Doing this is vital because, right now, higher ed is moving too slowly for business. In fact, some major employers gave up waiting and started creating their own credentialing programs to fill this very real need. Higher education has a role to play in this transformation. By partnering with employers, they can work together to find where adjustments need to be made and how institutions can support employers of all sizes.
A recent report from Northeastern and 1EdTech, sponsored by Walmart, found that most talent acquisition systems aren’t prepared to take in non-degree credentials. At the same time, job candidates’ applications and resumes can currently go through multiple software systems, potentially introducing inconsistencies and data loss. There is growing interest in skills-based hiring, but the return on investment for new or updated hiring systems isn’t there yet, particularly for smaller businesses.
Panelists pointed out that 99% of jobs are with employers that have less than 1000 employees. They’re small businesses that don’t have the time or resources to implement new technologies that aren’t widely available. That is why it is up to higher education providers, who are developing microcredentials, and larger employers to scale the technology and processes to the point that it’s an easier lift for everyone.
“We need to get the technology and processes to the point that they are easy to scale and easy to use because employers are ready to embrace skilled credentials for hiring,” said Clayton Lord, Director of Programs, SHRM Foundation. “Useable, scaled skills-related HR technology will help employers find the right people and grow and retain them by opening up more and clearer pathways for workers looking to advance their careers by gaining relevant skills.”
This is where we come back to the standards that are already there. Human resources and talent management technology are where employers and institutions already overlap in transitioning learners into employees. Standards like 1EdTech’s CLR, Open Badges, and CASE can help organizations of all sizes move forward more quickly. Together, we can power learner potential and open new opportunities for success.

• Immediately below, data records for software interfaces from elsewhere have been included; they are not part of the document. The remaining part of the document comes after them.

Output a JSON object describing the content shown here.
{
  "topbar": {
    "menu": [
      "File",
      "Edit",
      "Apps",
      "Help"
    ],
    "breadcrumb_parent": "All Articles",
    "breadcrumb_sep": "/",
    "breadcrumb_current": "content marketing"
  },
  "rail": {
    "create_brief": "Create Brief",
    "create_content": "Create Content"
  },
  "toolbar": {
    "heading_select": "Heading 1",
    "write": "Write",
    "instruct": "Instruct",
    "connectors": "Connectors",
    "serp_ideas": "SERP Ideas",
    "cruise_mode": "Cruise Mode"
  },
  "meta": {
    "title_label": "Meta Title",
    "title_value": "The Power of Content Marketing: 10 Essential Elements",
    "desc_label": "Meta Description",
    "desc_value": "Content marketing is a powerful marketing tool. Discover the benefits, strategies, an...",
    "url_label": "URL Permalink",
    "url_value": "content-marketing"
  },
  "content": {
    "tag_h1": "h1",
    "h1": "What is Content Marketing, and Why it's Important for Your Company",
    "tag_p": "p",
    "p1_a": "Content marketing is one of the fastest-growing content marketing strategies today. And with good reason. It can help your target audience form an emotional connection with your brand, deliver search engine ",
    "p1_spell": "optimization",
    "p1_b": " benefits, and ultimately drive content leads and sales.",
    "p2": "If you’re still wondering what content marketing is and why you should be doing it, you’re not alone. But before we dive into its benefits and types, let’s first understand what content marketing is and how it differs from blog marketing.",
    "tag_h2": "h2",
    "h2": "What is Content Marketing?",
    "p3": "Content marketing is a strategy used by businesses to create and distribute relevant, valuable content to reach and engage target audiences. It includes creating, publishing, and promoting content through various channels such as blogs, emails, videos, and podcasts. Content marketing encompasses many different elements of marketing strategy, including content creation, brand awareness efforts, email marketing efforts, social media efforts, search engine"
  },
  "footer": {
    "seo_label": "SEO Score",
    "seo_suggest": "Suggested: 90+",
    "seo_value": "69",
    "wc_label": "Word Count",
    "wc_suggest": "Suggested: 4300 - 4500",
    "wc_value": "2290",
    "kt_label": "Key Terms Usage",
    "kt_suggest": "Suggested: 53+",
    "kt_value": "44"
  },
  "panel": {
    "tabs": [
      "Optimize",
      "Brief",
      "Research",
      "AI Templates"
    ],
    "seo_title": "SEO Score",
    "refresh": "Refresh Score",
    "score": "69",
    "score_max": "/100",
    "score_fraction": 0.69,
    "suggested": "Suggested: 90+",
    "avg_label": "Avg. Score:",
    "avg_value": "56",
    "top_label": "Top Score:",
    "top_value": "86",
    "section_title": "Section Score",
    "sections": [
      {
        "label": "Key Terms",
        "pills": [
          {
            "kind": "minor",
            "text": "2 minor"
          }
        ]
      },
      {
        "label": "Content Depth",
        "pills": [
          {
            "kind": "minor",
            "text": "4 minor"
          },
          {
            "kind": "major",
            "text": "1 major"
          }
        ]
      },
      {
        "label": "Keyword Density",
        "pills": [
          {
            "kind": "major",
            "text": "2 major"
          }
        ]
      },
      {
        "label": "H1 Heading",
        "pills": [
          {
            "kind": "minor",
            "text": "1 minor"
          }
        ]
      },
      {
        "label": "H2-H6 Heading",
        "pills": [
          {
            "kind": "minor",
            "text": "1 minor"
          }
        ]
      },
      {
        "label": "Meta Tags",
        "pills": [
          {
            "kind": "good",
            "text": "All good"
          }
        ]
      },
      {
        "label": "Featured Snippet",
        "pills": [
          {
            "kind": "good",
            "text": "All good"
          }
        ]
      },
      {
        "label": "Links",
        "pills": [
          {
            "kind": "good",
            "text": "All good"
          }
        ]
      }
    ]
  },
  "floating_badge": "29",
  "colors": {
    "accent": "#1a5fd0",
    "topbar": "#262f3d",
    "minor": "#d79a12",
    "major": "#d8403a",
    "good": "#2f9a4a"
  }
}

The collaborations, conversations, and work will continue at the Learning Impact Conference in Anaheim, California, June 5-8, including a two-part workshop exploring strategies for how higher education institutions can engage deeply with industry and better understand current and future skill requirements. We’ll also examine recent research on how employers use competency frameworks and their readiness for digital credentials in the talent management process. We hope you can join us.
You can also listen to a follow-up interview from the panel with Margot Baron, Google Cloud Certifications Lead and Credential Lead at Google, on the Illumination podcast by Modern Campus.
About the Authors
Rob is the technical program manager for digital credentials working with Open Badges and Comprehensive Learner Record standards. He has more than 20 years of education and edtech experience working in K-12 and higher education, both public and private, as well as corporate training and development, helping learners acquire knowledge and develop new skills both as a teacher and by collaborating with other educators to create meaningful learning experiences for students in a wide variety of disciplines.
Kelly Hoyland serves as the director for higher education at 1EdTech, where she works with members to meet the challenges they face in the rapidly growing and evolving digital teaching and learning landscape. This includes working across K-12, higher education, and corporate education to make life achievements more accessible, personalized, and equitable from the start for every learner. Kelly began her career in K-12 education, serving as a teacher, virtual school coordinator, and technology director. She then transitioned to higher education. Her focus has been to find ways to use technology to support teaching and learning.